We receive cards that use soft colors to portray calm, warm evenings by a fire with lots of presents under a decorated tree. Such sentimental sketches don’t keep anyone from sin, they often stimulate false expectations and holiday idols. The same is true with so many “seasonal” songs; they are superficial and saccharine and don’t make us more sturdy. But Christ came in the flesh and suffered in the flesh so that we also would live for the will of God, and that includes our sanctified suffering, even on and around Christmas.

The Goat that Went Away

A scapegoat is a powerful symbol.

In the Bible it comes from Leviticus 16. On the day of atonement the Lord told Aaron to take “two goats and set them before the LORD at the entrance of the tent of meeting.

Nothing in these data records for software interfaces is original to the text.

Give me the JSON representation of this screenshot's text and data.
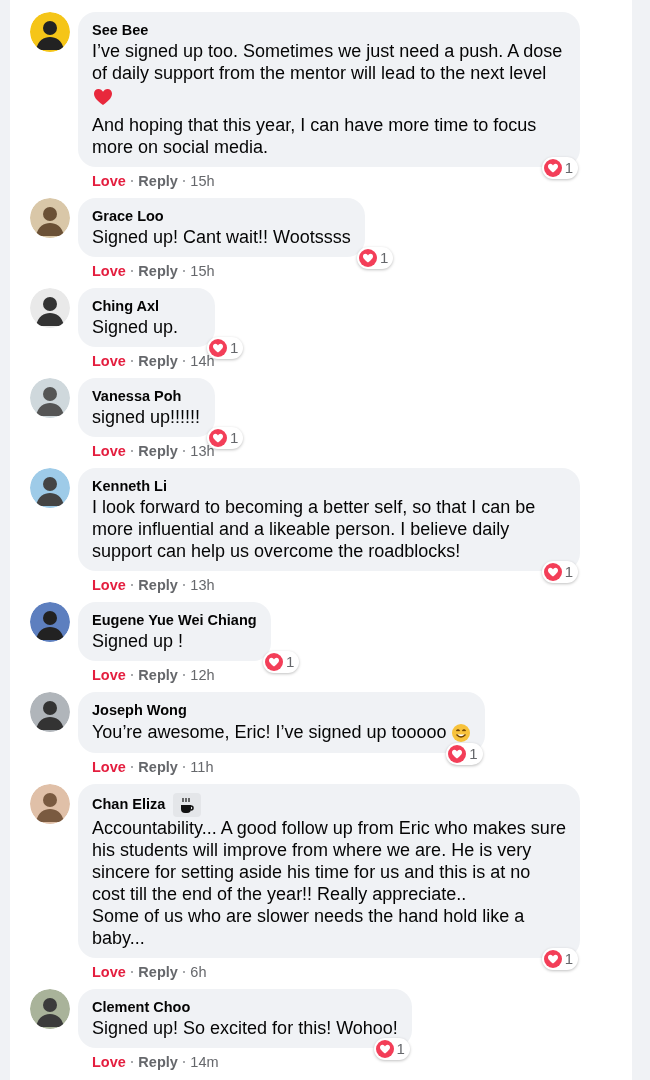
{
  "comments": [
    {
      "author": "See Bee",
      "badge": false,
      "paragraphs": [
        {
          "kind": "text",
          "text": "I’ve signed up too. Sometimes we just need a push. A dose of daily support from the mentor will lead to the next level"
        },
        {
          "kind": "emoji"
        },
        {
          "kind": "text",
          "text": "And hoping that this year, I can have more time to focus more on social media."
        }
      ],
      "trailing_emoji": false,
      "love": "Love",
      "loved": true,
      "reply": "Reply",
      "time": "15h",
      "reaction_count": "1"
    },
    {
      "author": "Grace Loo",
      "badge": false,
      "paragraphs": [
        {
          "kind": "text",
          "text": "Signed up! Cant wait!! Wootssss"
        }
      ],
      "trailing_emoji": false,
      "love": "Love",
      "loved": true,
      "reply": "Reply",
      "time": "15h",
      "reaction_count": "1"
    },
    {
      "author": "Ching Axl",
      "badge": false,
      "paragraphs": [
        {
          "kind": "text",
          "text": "Signed up."
        }
      ],
      "trailing_emoji": false,
      "love": "Love",
      "loved": true,
      "reply": "Reply",
      "time": "14h",
      "reaction_count": "1"
    },
    {
      "author": "Vanessa Poh",
      "badge": false,
      "paragraphs": [
        {
          "kind": "text",
          "text": "signed up!!!!!!"
        }
      ],
      "trailing_emoji": false,
      "love": "Love",
      "loved": true,
      "reply": "Reply",
      "time": "13h",
      "reaction_count": "1"
    },
    {
      "author": "Kenneth Li",
      "badge": false,
      "paragraphs": [
        {
          "kind": "text",
          "text": "I look forward to becoming a better self, so that I can be more influential and a likeable person. I believe daily support can help us overcome the roadblocks!"
        }
      ],
      "trailing_emoji": false,
      "love": "Love",
      "loved": true,
      "reply": "Reply",
      "time": "13h",
      "reaction_count": "1"
    },
    {
      "author": "Eugene Yue Wei Chiang",
      "badge": false,
      "paragraphs": [
        {
          "kind": "text",
          "text": "Signed up !"
        }
      ],
      "trailing_emoji": false,
      "love": "Love",
      "loved": true,
      "reply": "Reply",
      "time": "12h",
      "reaction_count": "1"
    },
    {
      "author": "Joseph Wong",
      "paragraphs": [
        {
          "kind": "text",
          "text": "You’re awesome, Eric! I’ve signed up tooooo"
        }
      ],
      "trailing_emoji": true,
      "love": "Love",
      "loved": true,
      "reply": "Reply",
      "time": "11h",
      "reaction_count": "1"
    },
    {
      "author": "Chan Eliza",
      "badge": true,
      "paragraphs": [
        {
          "kind": "text",
          "text": "Accountability... A good follow up from Eric who makes sure his students will improve from where we are. He is very sincere for setting aside his time for us and this is at no cost till the end of the year!! Really appreciate..\nSome of us who are slower needs the hand hold like a baby..."
        }
      ],
      "love": "Love",
      "loved": true,
      "reply": "Reply",
      "time": "6h",
      "reaction_count": "1"
    },
    {
      "author": "Clement Choo",
      "badge": false,
      "paragraphs": [
        {
          "kind": "text",
          "text": "Signed up! So excited for this! Wohoo!"
        }
      ],
      "trailing_emoji": false,
      "love": "Love",
      "loved": true,
      "reply": "Reply",
      "time": "14m",
      "reaction_count": "1"
    }
  ]
}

And Aaron shall cast lots over the two goats, one lot for the LORD and the other lot for [the scapegoat],” at least that’s how the King James Version and the New American Standard Bible translate it. The ESV translates it as “the other lot for Azazel,” unsure of the exact meaning, suggesting maybe it is the name of a place.

Yet the note of commentary in the ESVSB says:

The traditional explanation is that Azazel (Hb. ‘aza’zel) is a compound word, combining “goat” (Hb. ‘ez) with “going away” (Hb. ’azel): the word would then mean “goat that goes away” (hence the conventional “scapegoat”).

The word is used in Leviticus 16:8, 10, and 26.

As I said, the image is powerful. It is a goat, it is a goat that gets sent away into the wilderness, and it is a goat that gets sent away into the wildness carrying the sins of the people. Of the two goats, one is sacrificed and the blood covers the sins. The other goat, the scapegoat, symbolically removes sins. They are taken away.

Cultures seek scapegoats. Whole books are written to explain the motives and the methods. But none of them are effective. Jesus is. He is “the Lamb of God, who takes away the sin of the world!” (John 1:29). The apostle John also wrote, “You know that he appeared in order to take away sins” (1 John 3:5).

Jesus died so that we might reign with Him (see 2 Timothy 2:12, Revelation 20:6). Who died and made us kings? Actually, Jesus did, and we’ll reign with Him.

And there we’ll find our home

Our life before the throne

We’ll honour Him in perfect song

Where we belong

He’ll wipe each tear-stained eye

As thirst and hunger die

The Lamb becomes our Shepherd King

We’ll reign with Him
(“There Is a Higher Throne” verse 2)